What is being asked:
Where a picture appears, skip it; print everything else in the records exactly as it stands.

-- Available records follows --

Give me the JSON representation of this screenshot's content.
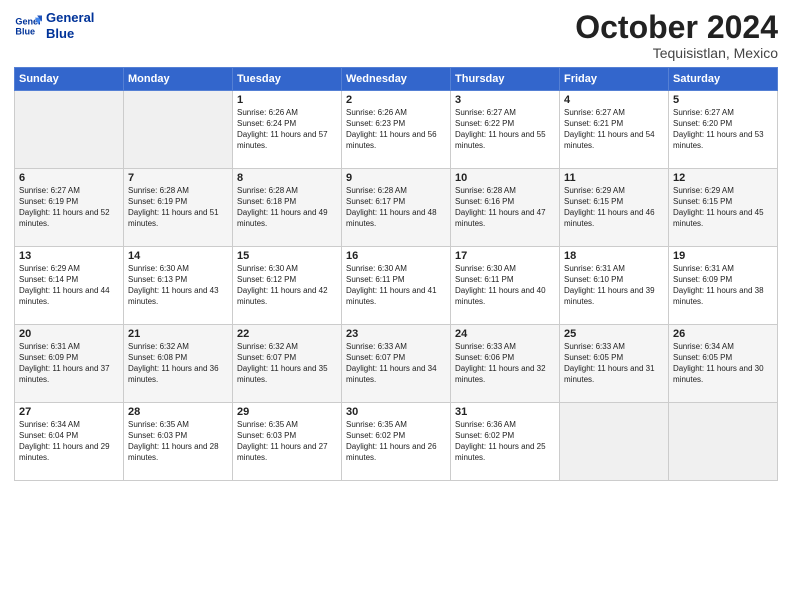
{
  "logo": {
    "line1": "General",
    "line2": "Blue"
  },
  "title": "October 2024",
  "location": "Tequisistlan, Mexico",
  "days_of_week": [
    "Sunday",
    "Monday",
    "Tuesday",
    "Wednesday",
    "Thursday",
    "Friday",
    "Saturday"
  ],
  "weeks": [
    [
      {
        "day": "",
        "empty": true
      },
      {
        "day": "",
        "empty": true
      },
      {
        "day": "1",
        "sunrise": "6:26 AM",
        "sunset": "6:24 PM",
        "daylight": "11 hours and 57 minutes."
      },
      {
        "day": "2",
        "sunrise": "6:26 AM",
        "sunset": "6:23 PM",
        "daylight": "11 hours and 56 minutes."
      },
      {
        "day": "3",
        "sunrise": "6:27 AM",
        "sunset": "6:22 PM",
        "daylight": "11 hours and 55 minutes."
      },
      {
        "day": "4",
        "sunrise": "6:27 AM",
        "sunset": "6:21 PM",
        "daylight": "11 hours and 54 minutes."
      },
      {
        "day": "5",
        "sunrise": "6:27 AM",
        "sunset": "6:20 PM",
        "daylight": "11 hours and 53 minutes."
      }
    ],
    [
      {
        "day": "6",
        "sunrise": "6:27 AM",
        "sunset": "6:19 PM",
        "daylight": "11 hours and 52 minutes."
      },
      {
        "day": "7",
        "sunrise": "6:28 AM",
        "sunset": "6:19 PM",
        "daylight": "11 hours and 51 minutes."
      },
      {
        "day": "8",
        "sunrise": "6:28 AM",
        "sunset": "6:18 PM",
        "daylight": "11 hours and 49 minutes."
      },
      {
        "day": "9",
        "sunrise": "6:28 AM",
        "sunset": "6:17 PM",
        "daylight": "11 hours and 48 minutes."
      },
      {
        "day": "10",
        "sunrise": "6:28 AM",
        "sunset": "6:16 PM",
        "daylight": "11 hours and 47 minutes."
      },
      {
        "day": "11",
        "sunrise": "6:29 AM",
        "sunset": "6:15 PM",
        "daylight": "11 hours and 46 minutes."
      },
      {
        "day": "12",
        "sunrise": "6:29 AM",
        "sunset": "6:15 PM",
        "daylight": "11 hours and 45 minutes."
      }
    ],
    [
      {
        "day": "13",
        "sunrise": "6:29 AM",
        "sunset": "6:14 PM",
        "daylight": "11 hours and 44 minutes."
      },
      {
        "day": "14",
        "sunrise": "6:30 AM",
        "sunset": "6:13 PM",
        "daylight": "11 hours and 43 minutes."
      },
      {
        "day": "15",
        "sunrise": "6:30 AM",
        "sunset": "6:12 PM",
        "daylight": "11 hours and 42 minutes."
      },
      {
        "day": "16",
        "sunrise": "6:30 AM",
        "sunset": "6:11 PM",
        "daylight": "11 hours and 41 minutes."
      },
      {
        "day": "17",
        "sunrise": "6:30 AM",
        "sunset": "6:11 PM",
        "daylight": "11 hours and 40 minutes."
      },
      {
        "day": "18",
        "sunrise": "6:31 AM",
        "sunset": "6:10 PM",
        "daylight": "11 hours and 39 minutes."
      },
      {
        "day": "19",
        "sunrise": "6:31 AM",
        "sunset": "6:09 PM",
        "daylight": "11 hours and 38 minutes."
      }
    ],
    [
      {
        "day": "20",
        "sunrise": "6:31 AM",
        "sunset": "6:09 PM",
        "daylight": "11 hours and 37 minutes."
      },
      {
        "day": "21",
        "sunrise": "6:32 AM",
        "sunset": "6:08 PM",
        "daylight": "11 hours and 36 minutes."
      },
      {
        "day": "22",
        "sunrise": "6:32 AM",
        "sunset": "6:07 PM",
        "daylight": "11 hours and 35 minutes."
      },
      {
        "day": "23",
        "sunrise": "6:33 AM",
        "sunset": "6:07 PM",
        "daylight": "11 hours and 34 minutes."
      },
      {
        "day": "24",
        "sunrise": "6:33 AM",
        "sunset": "6:06 PM",
        "daylight": "11 hours and 32 minutes."
      },
      {
        "day": "25",
        "sunrise": "6:33 AM",
        "sunset": "6:05 PM",
        "daylight": "11 hours and 31 minutes."
      },
      {
        "day": "26",
        "sunrise": "6:34 AM",
        "sunset": "6:05 PM",
        "daylight": "11 hours and 30 minutes."
      }
    ],
    [
      {
        "day": "27",
        "sunrise": "6:34 AM",
        "sunset": "6:04 PM",
        "daylight": "11 hours and 29 minutes."
      },
      {
        "day": "28",
        "sunrise": "6:35 AM",
        "sunset": "6:03 PM",
        "daylight": "11 hours and 28 minutes."
      },
      {
        "day": "29",
        "sunrise": "6:35 AM",
        "sunset": "6:03 PM",
        "daylight": "11 hours and 27 minutes."
      },
      {
        "day": "30",
        "sunrise": "6:35 AM",
        "sunset": "6:02 PM",
        "daylight": "11 hours and 26 minutes."
      },
      {
        "day": "31",
        "sunrise": "6:36 AM",
        "sunset": "6:02 PM",
        "daylight": "11 hours and 25 minutes."
      },
      {
        "day": "",
        "empty": true
      },
      {
        "day": "",
        "empty": true
      }
    ]
  ]
}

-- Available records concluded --

Result for this exercise:
Give me the JSON representation of this screenshot's content.
{
  "logo": {
    "line1": "General",
    "line2": "Blue"
  },
  "title": "October 2024",
  "location": "Tequisistlan, Mexico",
  "days_of_week": [
    "Sunday",
    "Monday",
    "Tuesday",
    "Wednesday",
    "Thursday",
    "Friday",
    "Saturday"
  ],
  "weeks": [
    [
      {
        "day": "",
        "empty": true
      },
      {
        "day": "",
        "empty": true
      },
      {
        "day": "1",
        "sunrise": "6:26 AM",
        "sunset": "6:24 PM",
        "daylight": "11 hours and 57 minutes."
      },
      {
        "day": "2",
        "sunrise": "6:26 AM",
        "sunset": "6:23 PM",
        "daylight": "11 hours and 56 minutes."
      },
      {
        "day": "3",
        "sunrise": "6:27 AM",
        "sunset": "6:22 PM",
        "daylight": "11 hours and 55 minutes."
      },
      {
        "day": "4",
        "sunrise": "6:27 AM",
        "sunset": "6:21 PM",
        "daylight": "11 hours and 54 minutes."
      },
      {
        "day": "5",
        "sunrise": "6:27 AM",
        "sunset": "6:20 PM",
        "daylight": "11 hours and 53 minutes."
      }
    ],
    [
      {
        "day": "6",
        "sunrise": "6:27 AM",
        "sunset": "6:19 PM",
        "daylight": "11 hours and 52 minutes."
      },
      {
        "day": "7",
        "sunrise": "6:28 AM",
        "sunset": "6:19 PM",
        "daylight": "11 hours and 51 minutes."
      },
      {
        "day": "8",
        "sunrise": "6:28 AM",
        "sunset": "6:18 PM",
        "daylight": "11 hours and 49 minutes."
      },
      {
        "day": "9",
        "sunrise": "6:28 AM",
        "sunset": "6:17 PM",
        "daylight": "11 hours and 48 minutes."
      },
      {
        "day": "10",
        "sunrise": "6:28 AM",
        "sunset": "6:16 PM",
        "daylight": "11 hours and 47 minutes."
      },
      {
        "day": "11",
        "sunrise": "6:29 AM",
        "sunset": "6:15 PM",
        "daylight": "11 hours and 46 minutes."
      },
      {
        "day": "12",
        "sunrise": "6:29 AM",
        "sunset": "6:15 PM",
        "daylight": "11 hours and 45 minutes."
      }
    ],
    [
      {
        "day": "13",
        "sunrise": "6:29 AM",
        "sunset": "6:14 PM",
        "daylight": "11 hours and 44 minutes."
      },
      {
        "day": "14",
        "sunrise": "6:30 AM",
        "sunset": "6:13 PM",
        "daylight": "11 hours and 43 minutes."
      },
      {
        "day": "15",
        "sunrise": "6:30 AM",
        "sunset": "6:12 PM",
        "daylight": "11 hours and 42 minutes."
      },
      {
        "day": "16",
        "sunrise": "6:30 AM",
        "sunset": "6:11 PM",
        "daylight": "11 hours and 41 minutes."
      },
      {
        "day": "17",
        "sunrise": "6:30 AM",
        "sunset": "6:11 PM",
        "daylight": "11 hours and 40 minutes."
      },
      {
        "day": "18",
        "sunrise": "6:31 AM",
        "sunset": "6:10 PM",
        "daylight": "11 hours and 39 minutes."
      },
      {
        "day": "19",
        "sunrise": "6:31 AM",
        "sunset": "6:09 PM",
        "daylight": "11 hours and 38 minutes."
      }
    ],
    [
      {
        "day": "20",
        "sunrise": "6:31 AM",
        "sunset": "6:09 PM",
        "daylight": "11 hours and 37 minutes."
      },
      {
        "day": "21",
        "sunrise": "6:32 AM",
        "sunset": "6:08 PM",
        "daylight": "11 hours and 36 minutes."
      },
      {
        "day": "22",
        "sunrise": "6:32 AM",
        "sunset": "6:07 PM",
        "daylight": "11 hours and 35 minutes."
      },
      {
        "day": "23",
        "sunrise": "6:33 AM",
        "sunset": "6:07 PM",
        "daylight": "11 hours and 34 minutes."
      },
      {
        "day": "24",
        "sunrise": "6:33 AM",
        "sunset": "6:06 PM",
        "daylight": "11 hours and 32 minutes."
      },
      {
        "day": "25",
        "sunrise": "6:33 AM",
        "sunset": "6:05 PM",
        "daylight": "11 hours and 31 minutes."
      },
      {
        "day": "26",
        "sunrise": "6:34 AM",
        "sunset": "6:05 PM",
        "daylight": "11 hours and 30 minutes."
      }
    ],
    [
      {
        "day": "27",
        "sunrise": "6:34 AM",
        "sunset": "6:04 PM",
        "daylight": "11 hours and 29 minutes."
      },
      {
        "day": "28",
        "sunrise": "6:35 AM",
        "sunset": "6:03 PM",
        "daylight": "11 hours and 28 minutes."
      },
      {
        "day": "29",
        "sunrise": "6:35 AM",
        "sunset": "6:03 PM",
        "daylight": "11 hours and 27 minutes."
      },
      {
        "day": "30",
        "sunrise": "6:35 AM",
        "sunset": "6:02 PM",
        "daylight": "11 hours and 26 minutes."
      },
      {
        "day": "31",
        "sunrise": "6:36 AM",
        "sunset": "6:02 PM",
        "daylight": "11 hours and 25 minutes."
      },
      {
        "day": "",
        "empty": true
      },
      {
        "day": "",
        "empty": true
      }
    ]
  ]
}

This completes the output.